Amidst the pandemic, uncertainty has become omnipresent—a thread woven through all parts of our lives with little to no sign of relief. Over 200,000 people have died from COVID-19 in the U.S., a vaccine might be a year or more away, and no one is quite sure how to proceed with reopening schools and businesses. Life—as we used to know it—is very unknown.
Generations of social scientists have observed that human beings aren’t fond of uncertainty. We like a stable set of patterns and routines, of knowing what comes next. Thoughts and feelings of uncertainty can be torturous—will I get fired from my job? Why didn’t my friend text me back? Will the weather ruin my plans? While for some animals unpredictability leads to heightened vigilance, humans instead feel distress and our nervous system goes into overdrive.

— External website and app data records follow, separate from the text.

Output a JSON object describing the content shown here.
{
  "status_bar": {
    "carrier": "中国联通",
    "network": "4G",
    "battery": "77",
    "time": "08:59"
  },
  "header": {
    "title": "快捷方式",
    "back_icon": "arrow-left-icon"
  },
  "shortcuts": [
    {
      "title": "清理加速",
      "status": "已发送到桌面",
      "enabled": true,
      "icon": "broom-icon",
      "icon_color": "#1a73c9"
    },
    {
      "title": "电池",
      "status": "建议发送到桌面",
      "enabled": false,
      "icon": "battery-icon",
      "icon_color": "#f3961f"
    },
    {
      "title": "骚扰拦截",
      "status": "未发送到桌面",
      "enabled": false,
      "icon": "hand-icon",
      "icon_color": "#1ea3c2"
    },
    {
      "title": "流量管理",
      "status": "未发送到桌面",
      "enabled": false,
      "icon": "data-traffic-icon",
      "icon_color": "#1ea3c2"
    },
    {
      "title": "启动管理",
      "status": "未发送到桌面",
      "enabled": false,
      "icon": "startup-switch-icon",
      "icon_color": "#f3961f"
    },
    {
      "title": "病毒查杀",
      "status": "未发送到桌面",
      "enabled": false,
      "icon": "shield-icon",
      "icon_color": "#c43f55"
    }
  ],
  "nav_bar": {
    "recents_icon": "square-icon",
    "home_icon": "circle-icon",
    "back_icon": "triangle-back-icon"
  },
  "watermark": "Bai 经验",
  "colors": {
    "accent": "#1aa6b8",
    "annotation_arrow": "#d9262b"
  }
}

The pandemic has precipitated drastic change and left most of us feeling vulnerable and uncertain about the future. Over the past several months we’ve seen dramatic increases in mental health problems, aggression, and violence (yes, employees have been killed for telling customers to wear a facemask in a store).
So, how are people supposed to deal with all of this uncertainty, perhaps the most we will ever feel in our lifetime? The field of psychology has already yielded important wisdom: that we should work to increase our tolerance for ambiguity.
The concept of tolerance of ambiguity, originally developed by Dr. Else Frenkel-Brunswik in 1948, has been widely studied and is defined as the degree to which a person is uncomfortable with unpredictability, uncertainty, and conflicting demands. A person with a high tolerance functions well in an uncertain environment—a new job, say—while a person with a lower tolerance might struggle to even apply for a new job, as they are fearful of what the future holds.
Social scientists have determined that there are ways we can build up our tolerance for ambiguity muscles.
First, it begins with some self-observation and monitoring—attending to the quality of one’s thoughts and feelings. Research highlights that we should practice self-calming (there are lots of great ways to relax!), visualize goodness, and engage in mindfulness practices. This also includes activities like journaling–writing down thoughts and feelings regardless of how raw or unpleasant they may be—and engaging in exercise to help focus on how the body feels. As the pandemic progresses and tensions rise, people will need tools like these to help decrease feelings of anxiety.
Second is managing attitudes and thoughts. This one is much more tough to cultivate. It includes things like nurturing curiosity, engaging in perspective-taking, and strategically gathering information to make decisions. Amidst the pandemic, it is even more imperative that we actively work to stay curious—keeping up with hobbies, shows, cooking, whatever you like—look at the world from different perspectives (check out how art can improve our capacity for tolerating uncertainty) and be intentional about whether information is helping to fuel our feelings of uncertainty or moving us toward healthy control.
Lastly is the concept of “behavior activation.” This strategy is fundamental for coping with stress, depression, or PTSD, and is an attempt to help people increase their engagement with positive activities. To increase tolerance for ambiguity, it is crucial to try new things, meet new people, communicate and connect, and exercise courage. With safety measures in place this is, of course, more difficult than normal, but not impossible. It is possible to try a new sport or take-out restaurant, join a virtual book club, and communicate with friends over FaceTime. These may all take small, daily acts of courage, especially when we feel under threat and are seeking clarity as to what the future brings, but they can also help better protect us from the most painful parts of living in an uncertain world
It is important to note that increasing our tolerance for ambiguity cannot happen overnight and may even be harder amidst a time of worldwide chaos. However, plenty of psychological research has equipped us with the tools to manage the long and winding road ahead. Despite the enormous uncertainty we all feel, there are proven ways we can get better at dealing with it.
Annika Olson is the assistant director of policy research at the Institute for Urban Policy Research and Analysis at the University of Texas at Austin and a Public Voices Fellow of The OpEd Project.